Story and interesting video here:
June 09, 2019 11:03 PM
Scientific testing has confirmed a fish caught in the Brainerd Lakes Area is very rare. It’s a huge and bright orange fish that many have never seen before.
Anglers bring a lot of interesting fish into Wild North Taxidermy, located outside of Brainerd. But this one is different, as it’s a mystery.
It looks like a giant goldfish, but it’s not– they are carp.
What Jason Fugate caught bow-fishing in late April, on a lake he wishes to keep secret, is a bright orange, bigmouth buffalo fish– the largest in the sucker family.
Jason was wearing a camera on a head-strap. The video shows the fish appearing as a big, white blip in the water. He says it glowed. He fired twice and missed. He finally hit the big fish on his third try.
“Got him on the last shot” said Fugate. “Really it wasn’t until after he was in the boat that I even realized what this fish was. And that it was so orange and you know, so big.”
The bigmouth buffalo weighed 33.1 pounds and was 38 inches long. Remarkable for its size and rare for its orange color.
After checking with local experts, Fugate was referred to NDSU Biologist Dr. Alec Lackmann. He’s looked at thousands of bigmouth buffalo and just published a research paper Bigmouth Buffalo Ictiobus cyprinellus sets freshwater teleost record as improved age analysis reveals centenarian longevity.
“But when I saw the first pictures that Jason sent me I was actually pretty shocked because it was a bright, vivid orange,” said Lackmann. “I had never seen something like that all across the entire body of the fish. So it was really striking and it surprised me, even though I’ve looked at thousands of bigmouth buffalo over the past eight or nine years.”
Lackmann removed the otolith from the fish. The stones in the ear can determine age.
“One of my hypotheses is that it’s just a very old fish,” said Lackmann. “And it might have just accumulated a lot of things over its lifetime. And that’s why it was just so vivid orange like this.”
Lackmann says bigmouth buffalo are misunderstood. They are native fish that are good for lakes and rivers. And they live longer than anyone realized.
“So it was previously thought that they could live 10 to 20 years max, maybe 30 years. But some of the first fish I began aging in Minnesota were well over 85 years old, even up to 110 years of age,” said Lackmann.

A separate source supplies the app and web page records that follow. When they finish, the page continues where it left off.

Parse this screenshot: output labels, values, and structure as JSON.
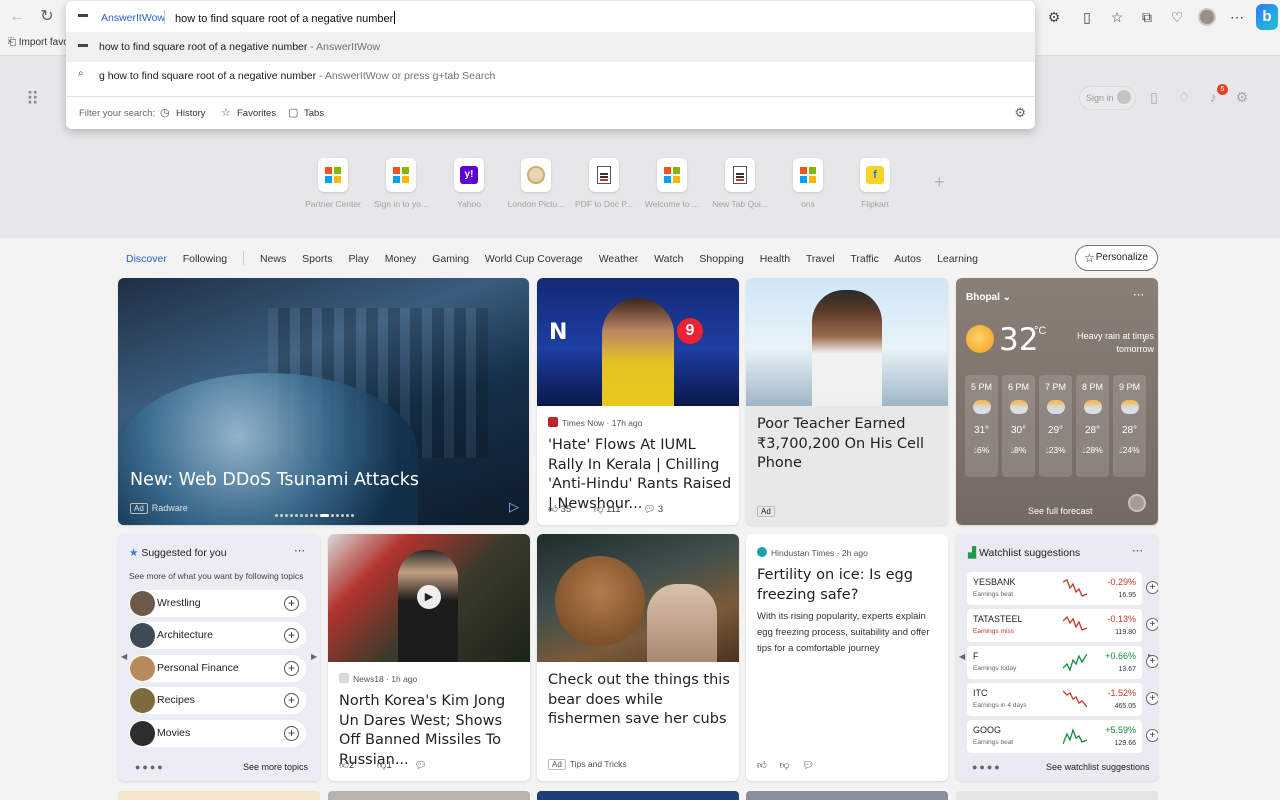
{
  "browser": {
    "favorites_bar": {
      "import_label": "Import favo"
    }
  },
  "omnibox": {
    "engine": "AnswerItWow",
    "query": "how to find square root of a negative number",
    "suggestions": [
      {
        "text": "how to find square root of a negative number",
        "suffix": " - AnswerItWow"
      },
      {
        "text": "g how to find square root of a negative number",
        "suffix": " - AnswerItWow or press g+tab Search"
      }
    ],
    "filter_label": "Filter your search:",
    "filters": [
      "History",
      "Favorites",
      "Tabs"
    ]
  },
  "ntp": {
    "signin_label": "Sign in",
    "notification_count": "5",
    "quick_links": [
      {
        "label": "Partner Center",
        "icon": "microsoft-logo"
      },
      {
        "label": "Sign in to yo...",
        "icon": "microsoft-logo"
      },
      {
        "label": "Yahoo",
        "icon": "yahoo-logo"
      },
      {
        "label": "London Pictu...",
        "icon": "seal-logo"
      },
      {
        "label": "PDF to Doc P...",
        "icon": "document-logo"
      },
      {
        "label": "Welcome to ...",
        "icon": "microsoft-logo"
      },
      {
        "label": "New Tab Qui...",
        "icon": "document-logo"
      },
      {
        "label": "ons",
        "icon": "microsoft-logo"
      },
      {
        "label": "Flipkart",
        "icon": "flipkart-logo"
      }
    ]
  },
  "feed": {
    "tabs": [
      "Discover",
      "Following",
      "News",
      "Sports",
      "Play",
      "Money",
      "Gaming",
      "World Cup Coverage",
      "Weather",
      "Watch",
      "Shopping",
      "Health",
      "Travel",
      "Traffic",
      "Autos",
      "Learning"
    ],
    "personalize_label": "Personalize",
    "hero": {
      "title": "New: Web DDoS Tsunami Attacks",
      "ad": "Ad",
      "sponsor": "Radware"
    },
    "news1": {
      "source": "Times Now · 17h ago",
      "headline": "'Hate' Flows At IUML Rally In Kerala | Chilling 'Anti-Hindu' Rants Raised | Newshour...",
      "likes": "35",
      "dislikes": "111",
      "comments": "3"
    },
    "ad_card": {
      "headline": "Poor Teacher Earned ₹3,700,200 On His Cell Phone",
      "ad": "Ad"
    },
    "weather": {
      "location": "Bhopal",
      "temp": "32",
      "unit": "°C",
      "condition": "Heavy rain at times tomorrow",
      "hours": [
        {
          "time": "5 PM",
          "temp": "31°",
          "precip": "6%"
        },
        {
          "time": "6 PM",
          "temp": "30°",
          "precip": "8%"
        },
        {
          "time": "7 PM",
          "temp": "29°",
          "precip": "23%"
        },
        {
          "time": "8 PM",
          "temp": "28°",
          "precip": "28%"
        },
        {
          "time": "9 PM",
          "temp": "28°",
          "precip": "24%"
        }
      ],
      "see_full": "See full forecast"
    },
    "suggested": {
      "title": "Suggested for you",
      "subtitle": "See more of what you want by following topics",
      "topics": [
        "Wrestling",
        "Architecture",
        "Personal Finance",
        "Recipes",
        "Movies"
      ],
      "see_more": "See more topics"
    },
    "news2": {
      "source": "News18 · 1h ago",
      "headline": "North Korea's Kim Jong Un Dares West; Shows Off Banned Missiles To Russian...",
      "likes": "2",
      "dislikes": "1"
    },
    "bear": {
      "headline": "Check out the things this bear does while fishermen save her cubs",
      "ad": "Ad",
      "sponsor": "Tips and Tricks"
    },
    "hindustan": {
      "source": "Hindustan Times · 2h ago",
      "headline": "Fertility on ice: Is egg freezing safe?",
      "description": "With its rising popularity, experts explain egg freezing process, suitability and offer tips for a comfortable journey"
    },
    "watchlist": {
      "title": "Watchlist suggestions",
      "stocks": [
        {
          "symbol": "YESBANK",
          "note": "Earnings beat",
          "change": "-0.29%",
          "price": "16.95",
          "dir": "down"
        },
        {
          "symbol": "TATASTEEL",
          "note": "Earnings miss",
          "change": "-0.13%",
          "price": "119.80",
          "dir": "down"
        },
        {
          "symbol": "F",
          "note": "Earnings today",
          "change": "+0.66%",
          "price": "13.67",
          "dir": "up"
        },
        {
          "symbol": "ITC",
          "note": "Earnings in 4 days",
          "change": "-1.52%",
          "price": "465.05",
          "dir": "down"
        },
        {
          "symbol": "GOOG",
          "note": "Earnings beat",
          "change": "+5.59%",
          "price": "129.66",
          "dir": "up"
        }
      ],
      "see_more": "See watchlist suggestions"
    }
  }
}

After careful examination back at his lab at NDSU, Lackmann confidently believes this is one of the oldest bigmouth buffalo fish he’s ever seen. And its age has something to do with its bright orange color.